Make an exact copy of every entry, from the first line to the last.

— Excerpted data —
═══

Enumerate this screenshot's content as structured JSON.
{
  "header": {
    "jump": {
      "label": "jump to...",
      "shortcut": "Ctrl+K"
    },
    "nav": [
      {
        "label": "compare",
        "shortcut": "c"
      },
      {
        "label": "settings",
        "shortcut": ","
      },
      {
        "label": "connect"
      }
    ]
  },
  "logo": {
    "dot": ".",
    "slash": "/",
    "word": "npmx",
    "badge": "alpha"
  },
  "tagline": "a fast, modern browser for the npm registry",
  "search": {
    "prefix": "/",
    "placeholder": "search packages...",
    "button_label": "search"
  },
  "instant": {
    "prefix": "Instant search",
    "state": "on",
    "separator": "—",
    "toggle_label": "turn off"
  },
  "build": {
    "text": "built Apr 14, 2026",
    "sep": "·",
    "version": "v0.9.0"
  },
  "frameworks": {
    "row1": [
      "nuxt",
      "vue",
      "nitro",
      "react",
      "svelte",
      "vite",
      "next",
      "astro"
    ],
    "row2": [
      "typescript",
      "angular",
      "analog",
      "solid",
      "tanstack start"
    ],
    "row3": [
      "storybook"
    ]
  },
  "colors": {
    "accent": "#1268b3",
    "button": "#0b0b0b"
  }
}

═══

— Output —
Enumerate this screenshot's content as structured JSON.
{
  "header": {
    "jump": {
      "label": "jump to...",
      "shortcut": "Ctrl+K"
    },
    "nav": [
      {
        "label": "compare",
        "shortcut": "c"
      },
      {
        "label": "settings",
        "shortcut": ","
      },
      {
        "label": "connect"
      }
    ]
  },
  "logo": {
    "dot": ".",
    "slash": "/",
    "word": "npmx",
    "badge": "alpha"
  },
  "tagline": "a fast, modern browser for the npm registry",
  "search": {
    "prefix": "/",
    "placeholder": "search packages...",
    "button_label": "search"
  },
  "instant": {
    "prefix": "Instant search",
    "state": "on",
    "separator": "—",
    "toggle_label": "turn off"
  },
  "build": {
    "text": "built Apr 14, 2026",
    "sep": "·",
    "version": "v0.9.0"
  },
  "frameworks": {
    "row1": [
      "nuxt",
      "vue",
      "nitro",
      "react",
      "svelte",
      "vite",
      "next",
      "astro"
    ],
    "row2": [
      "typescript",
      "angular",
      "analog",
      "solid",
      "tanstack start"
    ],
    "row3": [
      "storybook"
    ]
  },
  "colors": {
    "accent": "#1268b3",
    "button": "#0b0b0b"
  }
}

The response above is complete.